START Dataset records
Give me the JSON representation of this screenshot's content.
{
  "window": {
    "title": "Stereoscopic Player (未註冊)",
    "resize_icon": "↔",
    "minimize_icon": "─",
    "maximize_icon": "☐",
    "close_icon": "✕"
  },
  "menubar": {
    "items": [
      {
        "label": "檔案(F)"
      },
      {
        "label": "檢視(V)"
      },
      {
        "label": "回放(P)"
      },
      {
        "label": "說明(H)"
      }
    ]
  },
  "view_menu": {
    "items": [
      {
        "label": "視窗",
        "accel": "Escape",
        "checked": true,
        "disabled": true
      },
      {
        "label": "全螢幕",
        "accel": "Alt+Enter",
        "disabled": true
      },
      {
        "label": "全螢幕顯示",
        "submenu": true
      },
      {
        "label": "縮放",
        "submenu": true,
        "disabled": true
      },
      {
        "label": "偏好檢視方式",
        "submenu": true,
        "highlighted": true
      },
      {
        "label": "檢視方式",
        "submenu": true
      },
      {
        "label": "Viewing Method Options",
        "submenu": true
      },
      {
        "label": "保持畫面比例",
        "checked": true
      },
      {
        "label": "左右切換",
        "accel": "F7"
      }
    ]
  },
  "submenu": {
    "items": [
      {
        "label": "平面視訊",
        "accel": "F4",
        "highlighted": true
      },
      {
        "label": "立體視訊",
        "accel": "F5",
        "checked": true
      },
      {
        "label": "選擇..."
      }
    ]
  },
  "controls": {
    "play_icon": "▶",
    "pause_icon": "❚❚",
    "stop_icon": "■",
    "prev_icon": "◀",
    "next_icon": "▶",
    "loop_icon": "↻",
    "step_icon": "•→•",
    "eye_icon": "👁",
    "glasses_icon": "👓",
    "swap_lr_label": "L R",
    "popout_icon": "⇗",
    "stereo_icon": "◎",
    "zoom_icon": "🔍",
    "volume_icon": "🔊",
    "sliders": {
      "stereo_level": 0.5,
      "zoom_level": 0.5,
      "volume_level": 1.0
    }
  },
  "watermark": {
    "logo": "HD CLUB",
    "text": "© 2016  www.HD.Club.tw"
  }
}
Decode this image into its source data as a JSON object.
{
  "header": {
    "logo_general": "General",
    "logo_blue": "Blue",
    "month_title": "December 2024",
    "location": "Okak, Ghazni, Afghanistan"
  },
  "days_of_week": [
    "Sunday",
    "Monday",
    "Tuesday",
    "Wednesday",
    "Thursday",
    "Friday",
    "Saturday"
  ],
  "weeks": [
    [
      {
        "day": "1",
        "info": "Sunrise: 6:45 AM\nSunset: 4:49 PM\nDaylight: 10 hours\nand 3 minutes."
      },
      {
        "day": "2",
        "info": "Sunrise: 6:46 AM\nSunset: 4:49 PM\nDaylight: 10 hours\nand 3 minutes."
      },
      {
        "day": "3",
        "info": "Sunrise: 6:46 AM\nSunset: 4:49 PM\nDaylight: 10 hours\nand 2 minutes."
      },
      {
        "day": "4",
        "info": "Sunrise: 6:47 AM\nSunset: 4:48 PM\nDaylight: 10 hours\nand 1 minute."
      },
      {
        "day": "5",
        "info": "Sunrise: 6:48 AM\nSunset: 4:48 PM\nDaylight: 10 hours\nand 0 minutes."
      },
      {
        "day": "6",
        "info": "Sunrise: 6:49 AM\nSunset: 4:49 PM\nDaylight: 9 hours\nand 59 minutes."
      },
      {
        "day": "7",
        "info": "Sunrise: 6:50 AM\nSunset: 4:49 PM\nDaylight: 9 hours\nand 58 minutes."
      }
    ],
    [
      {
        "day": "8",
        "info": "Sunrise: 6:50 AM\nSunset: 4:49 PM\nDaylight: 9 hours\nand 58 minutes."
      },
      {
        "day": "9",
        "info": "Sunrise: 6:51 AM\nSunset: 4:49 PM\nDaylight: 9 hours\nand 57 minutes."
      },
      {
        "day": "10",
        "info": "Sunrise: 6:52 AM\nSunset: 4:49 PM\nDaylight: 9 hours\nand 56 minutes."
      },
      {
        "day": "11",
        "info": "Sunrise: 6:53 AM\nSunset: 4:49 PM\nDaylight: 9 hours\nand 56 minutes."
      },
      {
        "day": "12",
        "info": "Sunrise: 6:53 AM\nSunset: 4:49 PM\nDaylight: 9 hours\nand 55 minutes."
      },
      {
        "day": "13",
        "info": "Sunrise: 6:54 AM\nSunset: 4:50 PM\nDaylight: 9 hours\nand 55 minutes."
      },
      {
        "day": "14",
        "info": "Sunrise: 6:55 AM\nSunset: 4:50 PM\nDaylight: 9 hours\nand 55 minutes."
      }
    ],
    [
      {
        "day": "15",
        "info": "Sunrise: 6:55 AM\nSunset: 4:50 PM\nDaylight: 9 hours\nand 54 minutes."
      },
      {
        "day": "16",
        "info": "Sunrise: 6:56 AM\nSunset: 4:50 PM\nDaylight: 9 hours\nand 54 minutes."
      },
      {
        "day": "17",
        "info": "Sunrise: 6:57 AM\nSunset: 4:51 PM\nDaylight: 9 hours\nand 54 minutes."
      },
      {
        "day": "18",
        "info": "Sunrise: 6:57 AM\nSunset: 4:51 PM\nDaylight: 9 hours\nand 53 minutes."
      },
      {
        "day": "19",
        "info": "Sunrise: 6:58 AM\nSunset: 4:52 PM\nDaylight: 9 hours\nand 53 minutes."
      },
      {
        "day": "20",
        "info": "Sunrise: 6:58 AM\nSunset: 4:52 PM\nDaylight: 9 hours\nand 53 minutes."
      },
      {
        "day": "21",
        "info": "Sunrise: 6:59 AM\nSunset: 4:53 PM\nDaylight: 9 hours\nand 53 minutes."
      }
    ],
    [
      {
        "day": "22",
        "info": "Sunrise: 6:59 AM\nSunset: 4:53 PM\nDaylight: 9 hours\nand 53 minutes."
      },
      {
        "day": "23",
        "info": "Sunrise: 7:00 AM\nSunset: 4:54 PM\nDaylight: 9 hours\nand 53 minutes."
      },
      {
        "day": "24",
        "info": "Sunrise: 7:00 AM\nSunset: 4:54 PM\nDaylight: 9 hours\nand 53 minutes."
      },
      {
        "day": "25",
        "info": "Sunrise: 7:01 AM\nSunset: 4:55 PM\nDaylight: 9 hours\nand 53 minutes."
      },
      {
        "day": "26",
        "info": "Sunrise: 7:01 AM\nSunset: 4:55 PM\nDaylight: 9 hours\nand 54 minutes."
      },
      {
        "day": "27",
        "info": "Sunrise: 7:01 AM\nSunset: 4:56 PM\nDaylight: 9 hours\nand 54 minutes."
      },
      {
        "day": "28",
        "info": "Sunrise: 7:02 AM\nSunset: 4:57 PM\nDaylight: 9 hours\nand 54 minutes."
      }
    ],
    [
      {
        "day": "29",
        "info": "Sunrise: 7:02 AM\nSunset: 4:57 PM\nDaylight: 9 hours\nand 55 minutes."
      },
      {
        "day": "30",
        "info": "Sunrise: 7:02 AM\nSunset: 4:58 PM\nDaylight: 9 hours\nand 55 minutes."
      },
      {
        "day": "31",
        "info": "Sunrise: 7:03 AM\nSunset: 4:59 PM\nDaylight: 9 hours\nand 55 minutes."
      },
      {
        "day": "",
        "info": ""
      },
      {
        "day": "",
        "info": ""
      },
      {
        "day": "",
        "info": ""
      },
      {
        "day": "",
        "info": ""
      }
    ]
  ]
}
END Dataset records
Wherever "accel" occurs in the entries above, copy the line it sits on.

        "accel": "Escape",
        "accel": "Alt+Enter",
        "accel": "F7"
        "accel": "F4",
        "accel": "F5",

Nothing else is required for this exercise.